Summarising the evidence and making evidence statements

The review data was summarised in evidence tables (see full review).

The findings from the review were synthesised and used as the basis for a number of evidence statements relating to each key question. The evidence statements reflect the strength (quantity, type and quality) of evidence and its applicability to the populations and settings in the scope.

Economic analysis

The economic analysis consisted of a review of economic evaluations and a cost-effectiveness analysis.

Review of economic evaluations

The following databases were systematically searched to identify studies published since 1990:

  • CINAHL (1990–July 2007)

  • EconLit (1990–June 2007)

  • EMBASE (1990–July 2007)

  • HEED (1990–July 2007)

  • HMIC (1990–July 2007)

  • MEDLINE (1990–July 2007)

  • NHS EED (1990–June 2007)

Studies were eligible for inclusion if:

  • they included children and young people aged up to 18

  • the population covered did not smoke at the start of the study

  • they reported on the cost and effectiveness of the prevention strategy.

The Drummond checklist (Drummond MF, Jefferson TO [1996] 'Guidelines for authors and peer reviewers of economic submissions to the BMJ'. British Medical Journal 313: 2075–283) was used for quality assurance.

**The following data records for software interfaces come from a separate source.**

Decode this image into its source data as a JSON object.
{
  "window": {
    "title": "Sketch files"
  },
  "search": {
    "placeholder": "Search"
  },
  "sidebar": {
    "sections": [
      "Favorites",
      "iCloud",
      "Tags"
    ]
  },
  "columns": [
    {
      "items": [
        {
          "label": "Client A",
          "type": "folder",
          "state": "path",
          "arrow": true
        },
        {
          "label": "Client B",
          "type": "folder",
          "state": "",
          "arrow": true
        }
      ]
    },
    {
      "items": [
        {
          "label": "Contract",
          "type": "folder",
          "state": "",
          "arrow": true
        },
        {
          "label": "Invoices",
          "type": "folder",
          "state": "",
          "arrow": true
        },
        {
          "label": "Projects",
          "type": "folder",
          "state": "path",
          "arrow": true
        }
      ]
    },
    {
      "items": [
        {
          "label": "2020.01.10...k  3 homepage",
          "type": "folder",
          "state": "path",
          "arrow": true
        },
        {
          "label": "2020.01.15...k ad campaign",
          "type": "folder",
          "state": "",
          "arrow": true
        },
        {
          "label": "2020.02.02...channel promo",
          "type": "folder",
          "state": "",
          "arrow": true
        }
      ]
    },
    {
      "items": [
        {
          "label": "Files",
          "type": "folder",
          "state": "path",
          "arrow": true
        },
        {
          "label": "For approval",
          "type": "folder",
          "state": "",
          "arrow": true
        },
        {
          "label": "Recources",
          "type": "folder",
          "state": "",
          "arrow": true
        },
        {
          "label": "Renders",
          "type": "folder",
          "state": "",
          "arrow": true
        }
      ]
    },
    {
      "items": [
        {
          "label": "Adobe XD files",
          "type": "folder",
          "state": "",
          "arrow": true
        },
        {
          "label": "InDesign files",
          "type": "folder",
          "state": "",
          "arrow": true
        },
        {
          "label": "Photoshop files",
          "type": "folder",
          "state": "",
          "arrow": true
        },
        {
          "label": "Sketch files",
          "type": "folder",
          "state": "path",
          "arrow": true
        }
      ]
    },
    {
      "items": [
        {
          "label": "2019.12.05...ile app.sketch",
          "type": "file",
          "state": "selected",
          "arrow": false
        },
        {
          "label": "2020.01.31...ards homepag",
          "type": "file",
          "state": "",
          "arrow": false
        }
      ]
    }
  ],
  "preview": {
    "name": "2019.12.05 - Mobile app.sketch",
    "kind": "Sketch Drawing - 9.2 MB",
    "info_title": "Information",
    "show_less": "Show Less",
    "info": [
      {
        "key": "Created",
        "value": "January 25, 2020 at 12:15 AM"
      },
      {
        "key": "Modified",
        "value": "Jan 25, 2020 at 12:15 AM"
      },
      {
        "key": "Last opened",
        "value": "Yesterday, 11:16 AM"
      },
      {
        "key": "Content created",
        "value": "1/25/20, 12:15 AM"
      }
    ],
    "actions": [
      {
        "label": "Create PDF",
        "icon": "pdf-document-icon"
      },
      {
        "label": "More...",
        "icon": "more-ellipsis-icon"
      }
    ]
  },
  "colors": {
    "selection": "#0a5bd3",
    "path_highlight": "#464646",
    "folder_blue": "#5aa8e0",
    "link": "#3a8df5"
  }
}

Cost-effectiveness analysis

An economic model was constructed to incorporate data from the reviews of effectiveness and cost effectiveness. The results are reported in: 'Cost-effectiveness of a mass media campaign and a point of sale intervention to prevent the uptake of smoking in children and young people' by Dr Maria Raikou and Professor Alistair McGuire, LSE Health. It is available on the NICE website.

Qualitative research: focus groups

A range of both qualitative and quantitative research methods were used. The sample comprised: young people in school and sixth form colleges, two additional groups of young people who were at risk of, or who had been excluded from mainstream education and young people in contact with smoking cessation services. Full details of the methodology, data analysis and ethical approval for the project can be found in the report.


Fieldwork was carried out to evaluate the relevance and usefulness of NICE guidance for practitioners and the feasibility of implementation. It was conducted in a variety of locations with practitioners and commissioners who are involved in tobacco control services. They included those working in the NHS, local authorities and the wider public sector, the criminal justice sector, marketing and retail.

The main issues arising from the fieldwork are set out in appendix C under fieldwork findings. The full fieldwork report 'NICE CPHE public health intervention guidance recommendations on measures to prevent the uptake of smoking by children and young people' is available on the NICE website.

How PHIAC formulated the recommendations

At its meeting in January 2008 PHIAC considered the evidence of effectiveness and cost effectiveness to determine:

  • whether there was sufficient evidence (in terms of quantity, quality and applicability) to form a judgement

  • whether, on balance, the evidence demonstrates that the intervention is effective or ineffective, or whether it is equivocal

  • where there is an effect, the typical size of effect.

PHIAC developed draft recommendations through informal consensus, based on the following criteria.

  • Strength (quality and quantity) of evidence of effectiveness and its applicability to the populations/settings referred to in the scope.

  • Effect size and potential impact on population health and/or reducing inequalities in health.

  • Cost effectiveness (for the NHS and other public sector organisations).

  • Balance of risks and benefits.

  • Ease of implementation and the anticipated extent of change in practice that would be required.

Where possible, recommendations were linked to an evidence statement(s) (see appendix C for details). Where a recommendation was inferred from the evidence, this was indicated by the reference 'IDE' (inference derived from the evidence).

The draft guidance, including the recommendations, was released for consultation in March/April 2008. At its meeting in May 2008, the PDG considered comments from stakeholders and the results from fieldwork and amended the guidance. The guidance was signed off by the NICE Guidance Executive in June 2008.